You don’t want to be stuck with someone who is deceased or otherwise incapable of handling your affairs after you die in an old, outdated estate plan. You also don’t want to have old distribution patterns, or obsolete distribution provisions in your estate plan that might cause confusion or delays in transferring assets to your spouse, children, or other heirs. Instead, you want to update your estate plan periodically, so that you have a correct, and up to date estate plan. Since estate plans do not expire, you don’t want to assume your old estate plan just goes away; it does not. Instead, you want to have a current estate plan to address your current situation.
The Third Danger Zone – An Incomplete Estate Plan
An estate plan is not just to say what happens to your assets after you pass away. Instead, you need to plan for the rest of your life. You need to have a financial power of attorney and medical power of attorney to allow someone to make financial or medical decisions for you if you were to become incapacitated. Many people erroneously think that if they name someone to be in charge of things in a will, then that person will be able to act on their behalf in a period of incapacity. That is simply not true. You need a financial power of attorney and medical power of attorney to cover the situation where you are alive, but incapacitated.

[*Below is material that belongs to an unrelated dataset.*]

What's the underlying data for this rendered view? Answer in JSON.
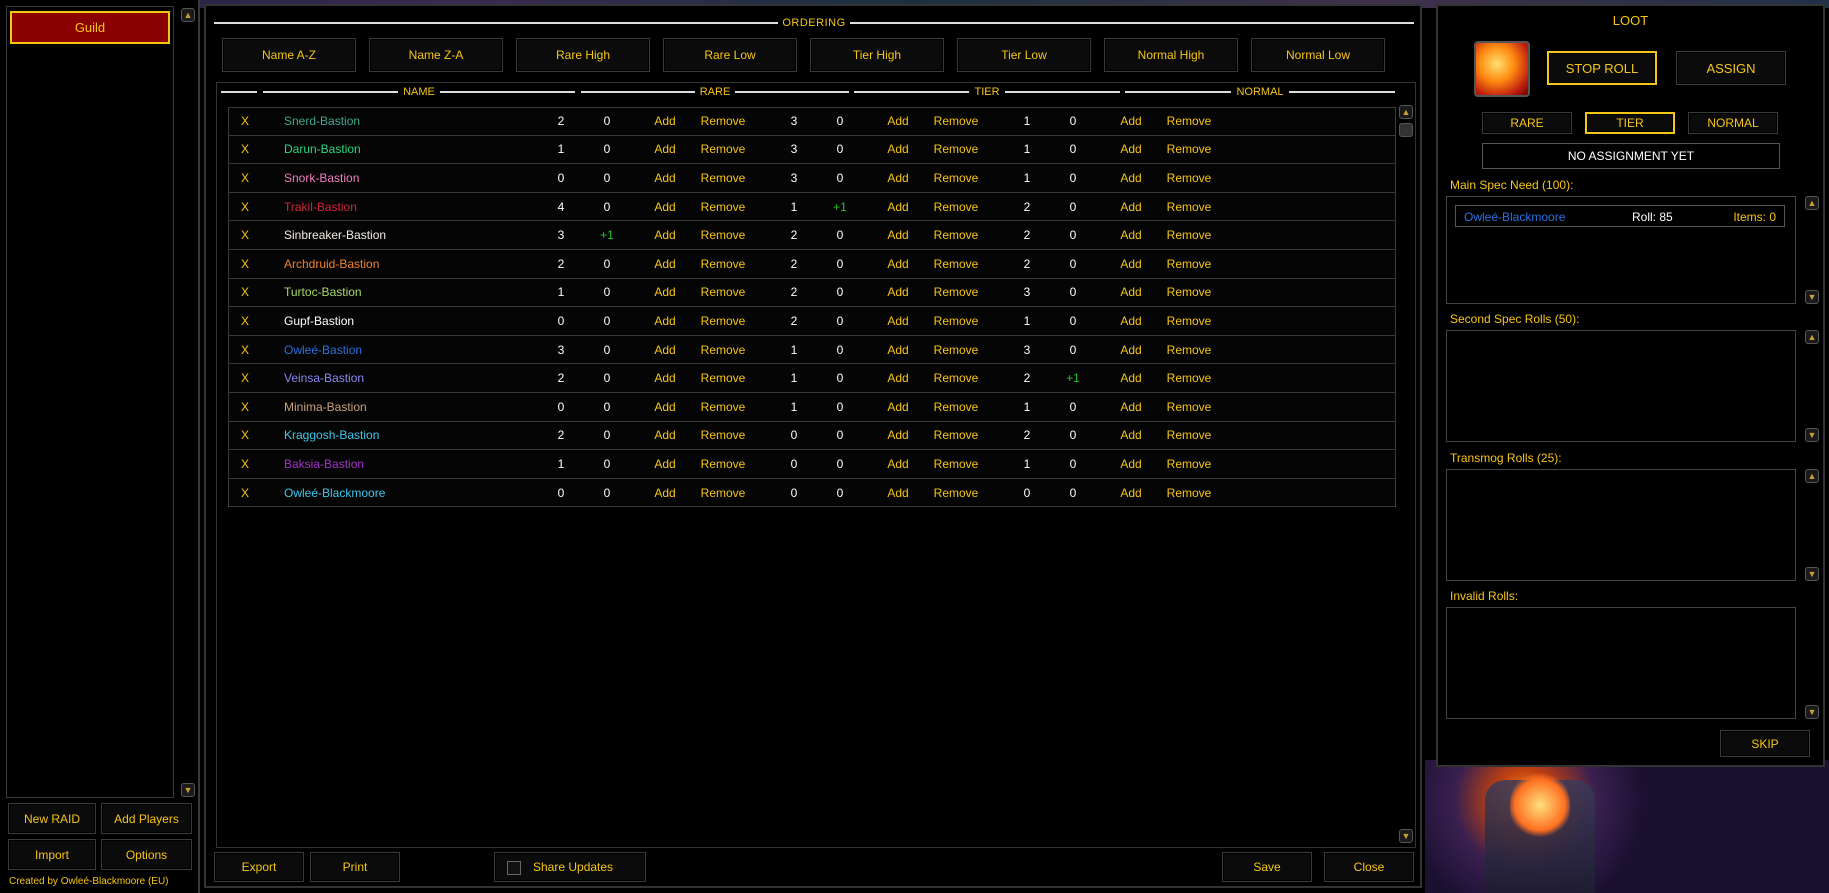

You also should create a living will or advanced directive to address the situation where you are on life support, but will not recover. To continue life support or other medical treatment, or discontinue life support or other medical treatment in this situation is quite emotional and difficult. It is far better to decide what you want, and write it down in the proper form, long before the powerful, raw, emotions of such a situation arise. The living will, financial power of attorney, and medical power of attorney are all important components of a complete estate plan.
An estate plan is also written to cover all of the assets you have, but does not necessarily need to contain a list of all of the assets. Your assets can change over time, and if you have a certain asset, like a house or life insurance policy, that needs to go to a specific place, then you want to make sure that asset is specifically designated to go to that person in the correct part of your estate plan. A will or a trust is not the only place that can designate where assets go after your death. Life insurance policies have beneficiary designations, as do retirement plans, so you want to make sure all of those places agree on where assets should go, otherwise there can be conflict and disagreements, which can impact your assets getting where you want them to go. You want your entire estate plan to work together and not contradict itself.
Working With an Experienced Estate Planning Attorney Can Help You Avoid the Danger Zones
If you try to set up an estate plan on your own, you can certainly set everything up to work together and avoid internal conflicts in your estate planning documents. However, if not everything in your estate plan was set up at the same time, inconsistencies can creep in without you realizing they exist. When you work with an experienced estate planning attorney, the attorney can eliminate internal conflict in the documents and help you know where to look to make sure the assets that have beneficiary designation are all doing the same thing. An experienced estate planning attorney can help you look into potential problems before you pass away, and can help you see potential problems you may not have noticed. To make an appointment to talk to an experienced estate planning attorney, you can go here.